Egypt and Sudan have reactivated their membership in one of the primary offices of the Nile Basin Initiative after a two-year absence, Ethiopia’s foreign ministry saidon its website Sunday.
The ministry said it considered the nations’ return to the Eastern Nile Technical Regional Office a move toward dialogue and negotiation to avoid a serious conflict over the distribution of Nile water.
The decision came at a meeting of the Eastern Nile Council of Ministers last week in the Ethiopian capital of Addis Ababa. Egyptian Water Resources and Irrigation Minister Mohamed Bahaa Eddin participated in the meeting.
Egypt, Ethiopia and eight other countries through which the river passes have been locked in more than a decade of contentious talks driven by anger over the perceived injustice of a previous Nile water treaty signed in 1929.

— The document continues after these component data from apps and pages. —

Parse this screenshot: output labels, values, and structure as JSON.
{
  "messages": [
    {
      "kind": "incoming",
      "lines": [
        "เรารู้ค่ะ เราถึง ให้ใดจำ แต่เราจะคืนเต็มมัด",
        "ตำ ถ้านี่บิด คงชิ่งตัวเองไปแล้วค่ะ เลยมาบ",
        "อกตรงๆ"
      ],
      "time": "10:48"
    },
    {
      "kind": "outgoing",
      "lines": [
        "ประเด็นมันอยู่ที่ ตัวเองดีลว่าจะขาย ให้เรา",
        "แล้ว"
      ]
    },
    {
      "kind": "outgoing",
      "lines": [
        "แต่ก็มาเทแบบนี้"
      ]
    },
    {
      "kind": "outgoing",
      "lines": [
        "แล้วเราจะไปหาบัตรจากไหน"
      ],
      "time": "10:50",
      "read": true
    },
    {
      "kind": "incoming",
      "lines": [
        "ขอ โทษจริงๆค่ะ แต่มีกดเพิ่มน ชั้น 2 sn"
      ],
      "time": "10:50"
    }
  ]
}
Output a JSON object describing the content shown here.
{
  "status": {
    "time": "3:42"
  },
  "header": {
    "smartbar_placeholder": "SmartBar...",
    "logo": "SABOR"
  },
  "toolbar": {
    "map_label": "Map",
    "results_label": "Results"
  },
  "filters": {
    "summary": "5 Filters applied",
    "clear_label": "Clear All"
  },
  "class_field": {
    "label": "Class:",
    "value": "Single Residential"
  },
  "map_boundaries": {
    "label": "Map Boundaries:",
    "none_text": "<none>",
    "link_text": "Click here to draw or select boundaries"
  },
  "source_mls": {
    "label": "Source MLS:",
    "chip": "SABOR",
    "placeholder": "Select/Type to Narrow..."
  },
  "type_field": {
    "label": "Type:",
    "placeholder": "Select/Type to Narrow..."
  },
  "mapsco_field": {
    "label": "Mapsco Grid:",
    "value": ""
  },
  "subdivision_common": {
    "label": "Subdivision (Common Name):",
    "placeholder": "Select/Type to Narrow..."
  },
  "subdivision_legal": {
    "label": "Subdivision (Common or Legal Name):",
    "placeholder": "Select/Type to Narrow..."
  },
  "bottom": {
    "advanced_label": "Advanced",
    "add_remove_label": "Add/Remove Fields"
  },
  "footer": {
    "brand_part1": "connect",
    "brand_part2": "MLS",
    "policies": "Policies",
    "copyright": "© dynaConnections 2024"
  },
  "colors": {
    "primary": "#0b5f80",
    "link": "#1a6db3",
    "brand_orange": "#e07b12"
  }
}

Under this pact Egypt is entitled to 55.5 billion cubic meters of water a year, the lion's share of the Nile's total flow of around 84 billion cubic meters, despite the fact that some 85 percent of the water originates in Ethiopia.
Ethiopia has built five large dams on the Nile in the last decade and has begun work on a US$1.4 billion hydropower facility. Cairo is wary of dam construction in upstream countries that could affect flows.